Start of EXTRACTED INFORMATION

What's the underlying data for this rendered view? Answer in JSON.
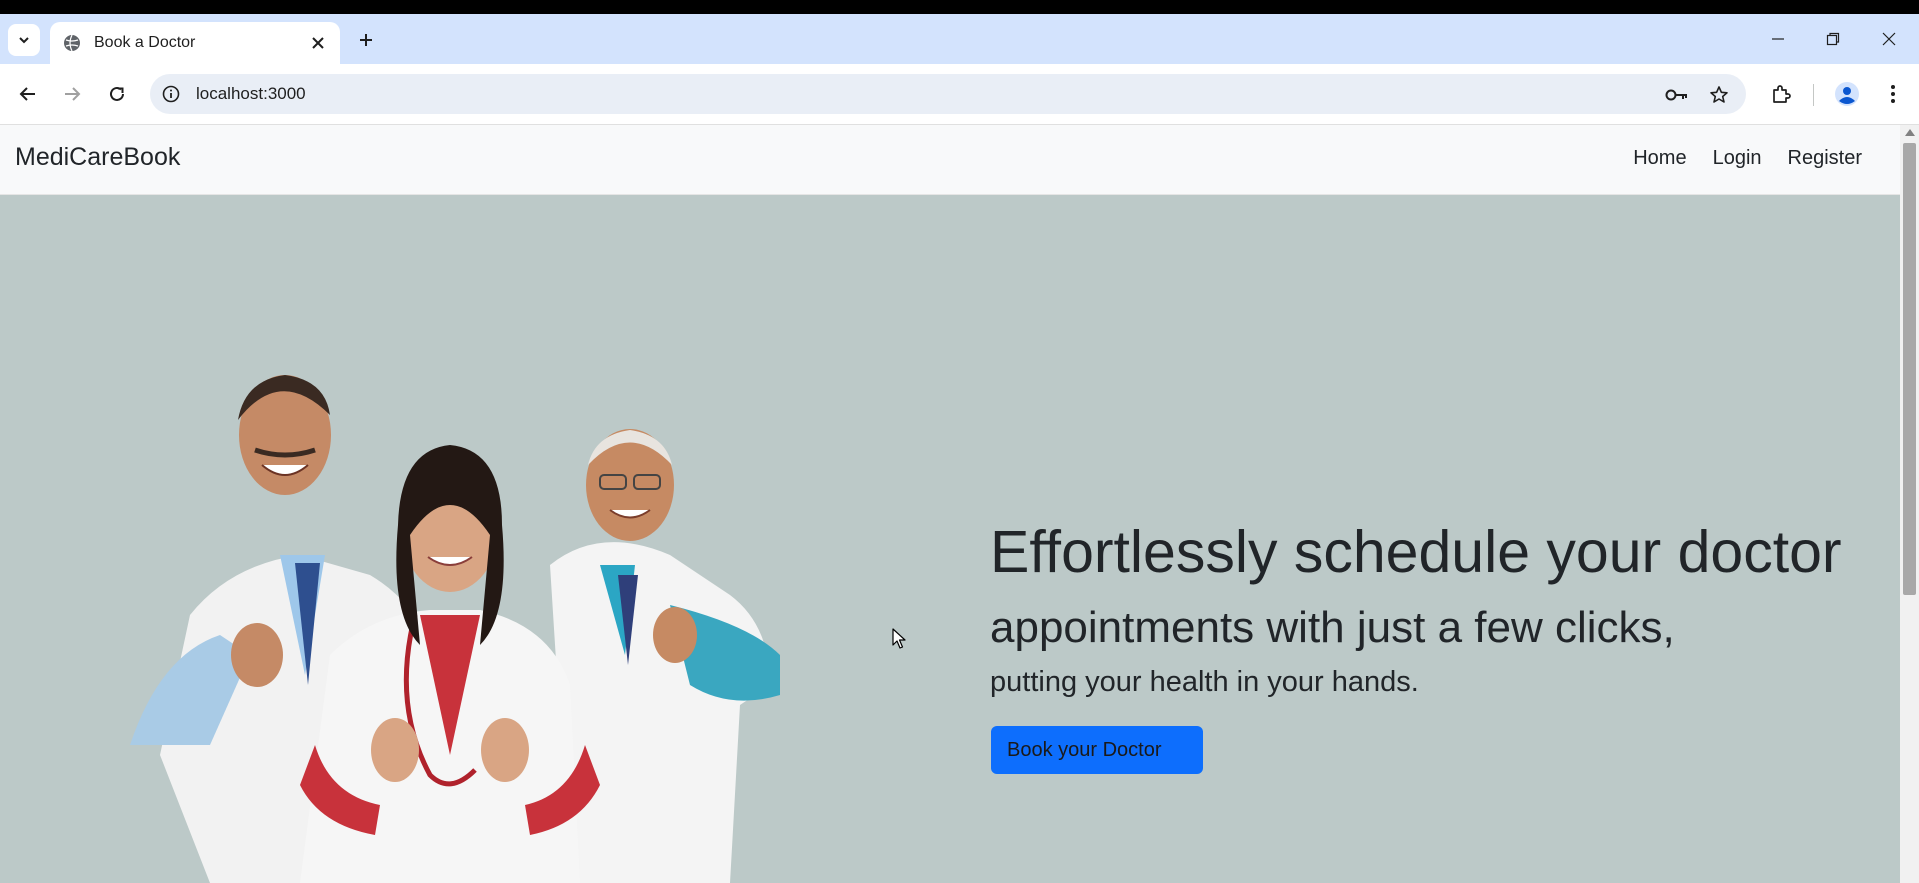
{
  "browser": {
    "tab_title": "Book a Doctor",
    "url": "localhost:3000"
  },
  "navbar": {
    "brand": "MediCareBook",
    "links": [
      "Home",
      "Login",
      "Register"
    ]
  },
  "hero": {
    "headline_1": "Effortlessly schedule your doctor",
    "headline_2": "appointments with just a few clicks,",
    "headline_3": "putting your health in your hands.",
    "cta_label": "Book your Doctor",
    "image_icon": "three-doctors-thumbs-up-photo"
  },
  "colors": {
    "page_bg": "#bcc9c8",
    "navbar_bg": "#f8f9fa",
    "cta_bg": "#0d6efd",
    "tabstrip_bg": "#d3e3fd"
  }
}
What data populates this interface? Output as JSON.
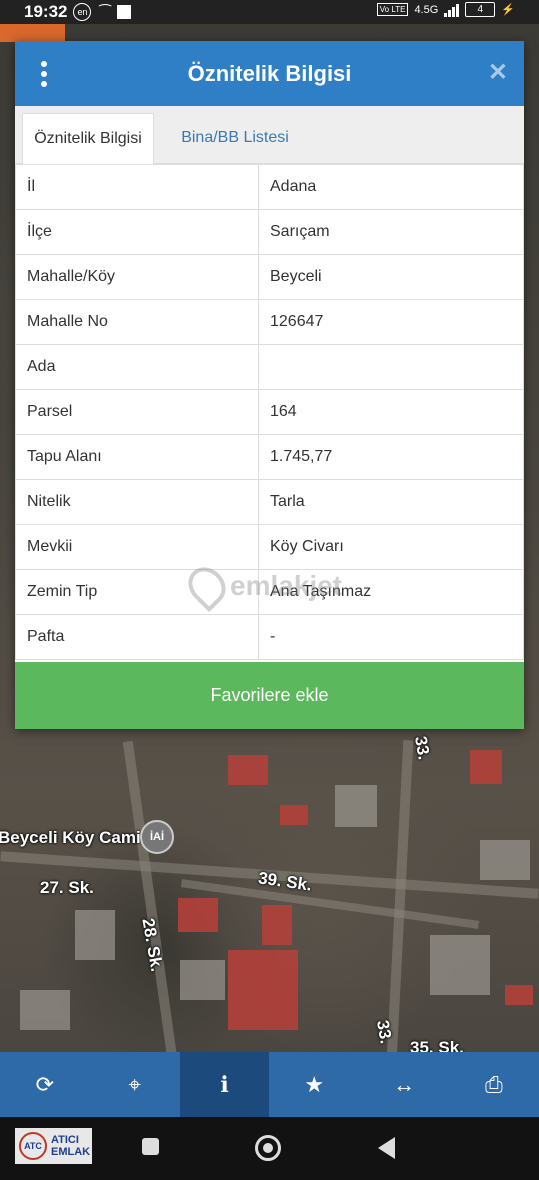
{
  "status_bar": {
    "time": "19:32",
    "language_badge": "en",
    "network": "4.5G",
    "carrier_badge": "Vo LTE",
    "battery": "4"
  },
  "dialog": {
    "title": "Öznitelik Bilgisi",
    "tabs": [
      {
        "label": "Öznitelik Bilgisi",
        "active": true
      },
      {
        "label": "Bina/BB Listesi",
        "active": false
      }
    ],
    "rows": [
      {
        "key": "İl",
        "value": "Adana"
      },
      {
        "key": "İlçe",
        "value": "Sarıçam"
      },
      {
        "key": "Mahalle/Köy",
        "value": "Beyceli"
      },
      {
        "key": "Mahalle No",
        "value": "126647"
      },
      {
        "key": "Ada",
        "value": ""
      },
      {
        "key": "Parsel",
        "value": "164"
      },
      {
        "key": "Tapu Alanı",
        "value": "1.745,77"
      },
      {
        "key": "Nitelik",
        "value": "Tarla"
      },
      {
        "key": "Mevkii",
        "value": "Köy Civarı"
      },
      {
        "key": "Zemin Tip",
        "value": "Ana Taşınmaz"
      },
      {
        "key": "Pafta",
        "value": "-"
      }
    ],
    "favorite_button": "Favorilere ekle",
    "watermark": "emlakjet"
  },
  "map_labels": {
    "mosque": "Beyceli Köy Cami",
    "mosque_icon": "i⃝",
    "street_27": "27. Sk.",
    "street_28": "28. Sk.",
    "street_39": "39. Sk.",
    "street_33a": "33.",
    "street_33b": "33.",
    "street_35": "35. Sk."
  },
  "toolbar": {
    "items": [
      "refresh-icon",
      "locate-icon",
      "info-icon",
      "star-icon",
      "measure-icon",
      "print-icon"
    ],
    "active": "info-icon",
    "color": "#2e6aa8"
  },
  "logo": {
    "line1": "ATICI",
    "line2": "EMLAK",
    "mark": "ATC"
  },
  "colors": {
    "header": "#2f7fc7",
    "favorite": "#5cb85c",
    "tab_link": "#3a79b4"
  }
}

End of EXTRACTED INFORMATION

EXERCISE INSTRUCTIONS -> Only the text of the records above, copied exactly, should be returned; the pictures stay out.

EXERCISE OUTPUT ->
What's the underlying data for this rendered view? Answer in JSON.
{
  "browser": {
    "tab_title": "Book a Doctor",
    "url": "localhost:3000"
  },
  "navbar": {
    "brand": "MediCareBook",
    "links": [
      "Home",
      "Login",
      "Register"
    ]
  },
  "hero": {
    "headline_1": "Effortlessly schedule your doctor",
    "headline_2": "appointments with just a few clicks,",
    "headline_3": "putting your health in your hands.",
    "cta_label": "Book your Doctor",
    "image_icon": "three-doctors-thumbs-up-photo"
  },
  "colors": {
    "page_bg": "#bcc9c8",
    "navbar_bg": "#f8f9fa",
    "cta_bg": "#0d6efd",
    "tabstrip_bg": "#d3e3fd"
  }
}
What data populates this interface? Output as JSON.
{
  "status_bar": {
    "time": "19:32",
    "language_badge": "en",
    "network": "4.5G",
    "carrier_badge": "Vo LTE",
    "battery": "4"
  },
  "dialog": {
    "title": "Öznitelik Bilgisi",
    "tabs": [
      {
        "label": "Öznitelik Bilgisi",
        "active": true
      },
      {
        "label": "Bina/BB Listesi",
        "active": false
      }
    ],
    "rows": [
      {
        "key": "İl",
        "value": "Adana"
      },
      {
        "key": "İlçe",
        "value": "Sarıçam"
      },
      {
        "key": "Mahalle/Köy",
        "value": "Beyceli"
      },
      {
        "key": "Mahalle No",
        "value": "126647"
      },
      {
        "key": "Ada",
        "value": ""
      },
      {
        "key": "Parsel",
        "value": "164"
      },
      {
        "key": "Tapu Alanı",
        "value": "1.745,77"
      },
      {
        "key": "Nitelik",
        "value": "Tarla"
      },
      {
        "key": "Mevkii",
        "value": "Köy Civarı"
      },
      {
        "key": "Zemin Tip",
        "value": "Ana Taşınmaz"
      },
      {
        "key": "Pafta",
        "value": "-"
      }
    ],
    "favorite_button": "Favorilere ekle",
    "watermark": "emlakjet"
  },
  "map_labels": {
    "mosque": "Beyceli Köy Cami",
    "mosque_icon": "i⃝",
    "street_27": "27. Sk.",
    "street_28": "28. Sk.",
    "street_39": "39. Sk.",
    "street_33a": "33.",
    "street_33b": "33.",
    "street_35": "35. Sk."
  },
  "toolbar": {
    "items": [
      "refresh-icon",
      "locate-icon",
      "info-icon",
      "star-icon",
      "measure-icon",
      "print-icon"
    ],
    "active": "info-icon",
    "color": "#2e6aa8"
  },
  "logo": {
    "line1": "ATICI",
    "line2": "EMLAK",
    "mark": "ATC"
  },
  "colors": {
    "header": "#2f7fc7",
    "favorite": "#5cb85c",
    "tab_link": "#3a79b4"
  }
}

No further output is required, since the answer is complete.